Rosental C. Alves – professor at the UT Austin School of Journalism and director and founder of the Knight Center for Journalism in the Americas – presented and directed a discussion about Polit’s book at the Teresa Lozano Long Institute of Latin American Studies, LLILAS Benson at UT.
After an audience member asked about training for all professionals, including journalists, who work in violent situations, Alves stressed the importance of including security training for journalists and tools for confronting traumatic situations in journalism education programs.
The journalist, who was also a correspondent for Jornal do Brasil in Spain, Argentina, Mexico and the United States during the turbulent 70s and 80s, said that nobody prepares you as a journalist to face difficult situations, as they are not always predictable. "Sometimes hostile situations came to us" while reporting, he said.

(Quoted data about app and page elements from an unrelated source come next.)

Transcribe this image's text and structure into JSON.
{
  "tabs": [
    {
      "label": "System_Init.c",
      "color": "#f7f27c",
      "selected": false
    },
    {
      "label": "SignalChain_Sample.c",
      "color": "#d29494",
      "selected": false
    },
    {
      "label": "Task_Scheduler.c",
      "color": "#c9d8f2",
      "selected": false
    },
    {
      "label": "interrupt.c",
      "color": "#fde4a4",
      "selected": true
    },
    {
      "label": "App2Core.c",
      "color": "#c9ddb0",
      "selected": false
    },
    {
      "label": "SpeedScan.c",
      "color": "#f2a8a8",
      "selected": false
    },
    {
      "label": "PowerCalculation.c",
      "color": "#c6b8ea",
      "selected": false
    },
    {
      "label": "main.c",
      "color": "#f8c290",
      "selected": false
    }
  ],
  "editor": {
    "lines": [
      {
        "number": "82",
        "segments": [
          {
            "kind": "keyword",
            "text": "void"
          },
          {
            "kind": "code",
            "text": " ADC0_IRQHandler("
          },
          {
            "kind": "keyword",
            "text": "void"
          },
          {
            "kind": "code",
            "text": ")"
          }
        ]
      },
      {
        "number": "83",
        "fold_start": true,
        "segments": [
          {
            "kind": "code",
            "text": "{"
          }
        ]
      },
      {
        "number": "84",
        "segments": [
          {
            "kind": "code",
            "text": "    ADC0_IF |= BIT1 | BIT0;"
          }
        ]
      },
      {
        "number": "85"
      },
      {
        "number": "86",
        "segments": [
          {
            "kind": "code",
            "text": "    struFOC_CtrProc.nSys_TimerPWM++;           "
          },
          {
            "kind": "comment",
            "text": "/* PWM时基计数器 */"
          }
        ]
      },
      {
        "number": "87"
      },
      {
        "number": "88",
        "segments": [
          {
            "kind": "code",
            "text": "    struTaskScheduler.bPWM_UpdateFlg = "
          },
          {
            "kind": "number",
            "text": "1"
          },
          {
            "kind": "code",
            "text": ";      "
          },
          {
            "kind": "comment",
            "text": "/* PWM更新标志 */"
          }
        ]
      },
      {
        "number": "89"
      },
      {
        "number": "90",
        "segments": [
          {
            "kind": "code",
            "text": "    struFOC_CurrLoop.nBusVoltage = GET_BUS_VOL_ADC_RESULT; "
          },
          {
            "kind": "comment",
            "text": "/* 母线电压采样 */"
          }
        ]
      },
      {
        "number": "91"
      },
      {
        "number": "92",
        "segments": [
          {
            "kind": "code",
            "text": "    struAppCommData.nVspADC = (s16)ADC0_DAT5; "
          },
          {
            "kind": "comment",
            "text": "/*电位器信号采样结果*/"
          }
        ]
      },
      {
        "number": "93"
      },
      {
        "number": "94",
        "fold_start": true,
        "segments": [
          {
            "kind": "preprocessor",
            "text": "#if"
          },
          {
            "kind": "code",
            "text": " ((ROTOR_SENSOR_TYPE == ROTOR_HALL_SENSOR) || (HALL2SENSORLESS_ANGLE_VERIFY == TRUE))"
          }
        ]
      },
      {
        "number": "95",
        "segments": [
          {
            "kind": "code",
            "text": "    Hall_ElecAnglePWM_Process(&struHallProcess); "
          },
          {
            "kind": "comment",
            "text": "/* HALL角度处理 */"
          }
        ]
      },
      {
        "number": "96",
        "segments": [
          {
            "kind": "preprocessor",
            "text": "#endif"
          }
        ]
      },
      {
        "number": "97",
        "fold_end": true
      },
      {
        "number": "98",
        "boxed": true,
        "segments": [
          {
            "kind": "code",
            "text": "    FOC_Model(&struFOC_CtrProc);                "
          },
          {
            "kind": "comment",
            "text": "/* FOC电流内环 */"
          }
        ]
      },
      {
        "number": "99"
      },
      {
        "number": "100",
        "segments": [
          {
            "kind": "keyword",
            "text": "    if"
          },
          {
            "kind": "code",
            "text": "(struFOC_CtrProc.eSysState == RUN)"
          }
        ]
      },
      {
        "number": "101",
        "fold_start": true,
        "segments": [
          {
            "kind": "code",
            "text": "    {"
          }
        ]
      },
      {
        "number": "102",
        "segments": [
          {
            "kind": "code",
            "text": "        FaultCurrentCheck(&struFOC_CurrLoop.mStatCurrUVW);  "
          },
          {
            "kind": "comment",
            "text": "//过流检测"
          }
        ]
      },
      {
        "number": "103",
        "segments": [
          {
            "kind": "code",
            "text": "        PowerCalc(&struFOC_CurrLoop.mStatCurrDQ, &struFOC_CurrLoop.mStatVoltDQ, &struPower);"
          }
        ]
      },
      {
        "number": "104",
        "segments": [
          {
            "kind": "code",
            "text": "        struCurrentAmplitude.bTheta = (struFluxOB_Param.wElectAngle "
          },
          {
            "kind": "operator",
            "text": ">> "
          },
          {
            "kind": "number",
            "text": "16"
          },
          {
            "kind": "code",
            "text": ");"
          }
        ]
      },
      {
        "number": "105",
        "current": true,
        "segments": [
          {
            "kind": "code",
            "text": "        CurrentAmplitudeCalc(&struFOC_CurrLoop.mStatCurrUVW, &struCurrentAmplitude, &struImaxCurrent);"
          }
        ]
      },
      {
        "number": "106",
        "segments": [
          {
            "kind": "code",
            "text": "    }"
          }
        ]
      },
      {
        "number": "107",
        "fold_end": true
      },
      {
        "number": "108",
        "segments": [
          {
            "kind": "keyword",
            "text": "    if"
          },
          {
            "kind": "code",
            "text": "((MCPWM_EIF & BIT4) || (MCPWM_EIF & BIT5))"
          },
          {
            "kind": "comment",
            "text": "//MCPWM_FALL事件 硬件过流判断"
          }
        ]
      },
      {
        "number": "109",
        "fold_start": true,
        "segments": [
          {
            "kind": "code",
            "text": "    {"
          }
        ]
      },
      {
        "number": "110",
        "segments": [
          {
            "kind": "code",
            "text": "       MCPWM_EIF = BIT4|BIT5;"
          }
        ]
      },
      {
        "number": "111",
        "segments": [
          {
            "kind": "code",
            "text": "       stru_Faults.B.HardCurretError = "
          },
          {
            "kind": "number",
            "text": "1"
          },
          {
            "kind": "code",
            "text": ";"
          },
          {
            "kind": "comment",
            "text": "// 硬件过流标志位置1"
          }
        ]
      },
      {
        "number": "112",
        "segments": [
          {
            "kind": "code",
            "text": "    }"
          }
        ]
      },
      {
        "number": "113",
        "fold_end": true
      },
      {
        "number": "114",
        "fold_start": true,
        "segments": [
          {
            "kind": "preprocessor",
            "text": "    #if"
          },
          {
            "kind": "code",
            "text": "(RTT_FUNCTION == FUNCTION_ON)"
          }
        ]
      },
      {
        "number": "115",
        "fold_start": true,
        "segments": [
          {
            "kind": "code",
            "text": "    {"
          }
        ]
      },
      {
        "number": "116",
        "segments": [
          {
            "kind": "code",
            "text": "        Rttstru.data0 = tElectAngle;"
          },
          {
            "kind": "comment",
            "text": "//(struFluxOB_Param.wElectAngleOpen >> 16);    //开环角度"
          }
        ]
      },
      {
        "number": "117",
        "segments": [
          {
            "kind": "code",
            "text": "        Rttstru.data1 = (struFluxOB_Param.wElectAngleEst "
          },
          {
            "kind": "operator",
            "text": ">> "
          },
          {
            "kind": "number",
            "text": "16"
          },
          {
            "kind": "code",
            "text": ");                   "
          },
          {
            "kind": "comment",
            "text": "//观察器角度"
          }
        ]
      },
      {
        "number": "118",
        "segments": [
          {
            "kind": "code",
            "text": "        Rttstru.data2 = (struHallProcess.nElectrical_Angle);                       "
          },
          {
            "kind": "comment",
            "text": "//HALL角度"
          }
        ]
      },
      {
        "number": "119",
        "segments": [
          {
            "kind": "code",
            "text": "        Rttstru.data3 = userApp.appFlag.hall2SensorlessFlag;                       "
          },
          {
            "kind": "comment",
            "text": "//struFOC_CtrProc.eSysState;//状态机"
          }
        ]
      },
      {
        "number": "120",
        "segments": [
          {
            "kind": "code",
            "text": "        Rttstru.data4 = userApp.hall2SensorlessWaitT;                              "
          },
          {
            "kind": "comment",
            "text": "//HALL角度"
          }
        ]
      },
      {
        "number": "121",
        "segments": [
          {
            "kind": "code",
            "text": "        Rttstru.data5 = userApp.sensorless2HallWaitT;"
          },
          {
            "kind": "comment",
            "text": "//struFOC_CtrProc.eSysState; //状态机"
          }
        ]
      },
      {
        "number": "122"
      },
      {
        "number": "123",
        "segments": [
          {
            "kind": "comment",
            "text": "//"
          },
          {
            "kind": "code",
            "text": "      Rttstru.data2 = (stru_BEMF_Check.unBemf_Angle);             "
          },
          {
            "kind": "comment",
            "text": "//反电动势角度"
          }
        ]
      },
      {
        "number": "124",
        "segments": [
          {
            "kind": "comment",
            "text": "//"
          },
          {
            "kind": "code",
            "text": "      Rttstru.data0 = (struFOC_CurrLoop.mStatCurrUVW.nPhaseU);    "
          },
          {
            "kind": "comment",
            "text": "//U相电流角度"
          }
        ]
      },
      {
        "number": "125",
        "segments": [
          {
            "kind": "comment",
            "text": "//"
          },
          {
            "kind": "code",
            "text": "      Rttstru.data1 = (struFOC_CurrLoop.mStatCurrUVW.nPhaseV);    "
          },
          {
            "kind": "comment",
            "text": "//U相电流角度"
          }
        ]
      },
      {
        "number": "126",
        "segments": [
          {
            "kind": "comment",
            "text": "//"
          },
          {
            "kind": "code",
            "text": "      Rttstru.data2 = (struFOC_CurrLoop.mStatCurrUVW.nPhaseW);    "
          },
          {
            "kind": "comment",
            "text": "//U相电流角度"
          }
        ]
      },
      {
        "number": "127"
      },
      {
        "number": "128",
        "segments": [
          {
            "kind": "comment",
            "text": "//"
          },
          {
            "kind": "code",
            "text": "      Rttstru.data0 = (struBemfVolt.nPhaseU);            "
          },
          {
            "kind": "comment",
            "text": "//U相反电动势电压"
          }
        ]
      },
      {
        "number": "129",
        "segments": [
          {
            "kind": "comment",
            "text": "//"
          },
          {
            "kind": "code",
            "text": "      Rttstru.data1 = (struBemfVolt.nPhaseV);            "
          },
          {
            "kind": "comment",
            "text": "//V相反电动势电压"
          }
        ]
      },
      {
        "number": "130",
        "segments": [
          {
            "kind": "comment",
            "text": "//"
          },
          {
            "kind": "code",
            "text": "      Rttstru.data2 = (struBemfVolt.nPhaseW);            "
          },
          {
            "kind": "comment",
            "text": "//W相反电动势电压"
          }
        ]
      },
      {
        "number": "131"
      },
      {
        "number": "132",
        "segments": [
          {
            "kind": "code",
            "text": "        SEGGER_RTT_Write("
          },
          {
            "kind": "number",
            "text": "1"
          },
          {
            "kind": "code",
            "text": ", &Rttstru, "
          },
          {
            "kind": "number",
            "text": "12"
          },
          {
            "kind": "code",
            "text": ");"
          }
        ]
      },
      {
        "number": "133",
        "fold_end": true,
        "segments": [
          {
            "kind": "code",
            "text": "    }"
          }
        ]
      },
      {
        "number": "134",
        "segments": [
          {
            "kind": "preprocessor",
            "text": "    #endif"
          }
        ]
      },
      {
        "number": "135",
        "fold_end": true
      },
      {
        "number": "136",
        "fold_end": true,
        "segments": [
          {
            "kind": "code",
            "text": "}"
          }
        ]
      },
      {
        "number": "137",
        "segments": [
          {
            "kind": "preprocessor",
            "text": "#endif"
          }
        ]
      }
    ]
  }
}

"Security and trauma are two relatively new subjects in the training of journalists," Alves later said. "Initiatives to include these issues in the training of journalists began in the 1990s. Before we were the only actors in hostile situations, such as wars or street conflicts, for example," he said.
Polit mentions in her book that the first journalist whose work she once analyzed was Mexican Javier Valdez Cárdenas. "...From him, I learned about the need to understand the conditions under which journalists do their job,” she wrote.
Valdez, a renowned journalist and one of the protagonists of her former book “Narrating Narcos. Culiacán, Medellín” (2013), covered organized crime and drug trafficking in northern Mexico for many years. On May 15, 2017, Valdez was shot dead, in the middle of the street and in the middle of the day.
Chilean-Argentine journalist Cristian Alarcón was also a great influence for Polit in her research, according to the author, and was the one who invited her to participate in several workshops for academics and journalists organized by the Gabo Foundation. Alarcón is founder and director of Revista Anfibia, a digital magazine of crónicas and narrative essays, and director of Cosecha Roja, a Latin American network for judicial journalism.
For Polit, one of the most terrible consequences of violence is silence. Her book goes through many types of silence, "that of the state that is silent, that of the journalists who are forced to be quiet, that of the perpetrators of the crimes, in the Argentine case, and the definitive one, which is that of death," the author said. “That is the defining silence. The absolute. But I think the cruelest is what living journalists have to keep, even though they know the answers to many questions, but they cannot say them, because it would cost them their lives. I think that this silence is the cruelest.”
Polit dedicated her book “to all the journalists who have been disappeared, abused, raped, and threatened and all those who are imprisoned. To all of the journalists who continue to do their job despite the risks.” Below that dedication is a list of all the journalists killed in Latin America from 1992 to 2018.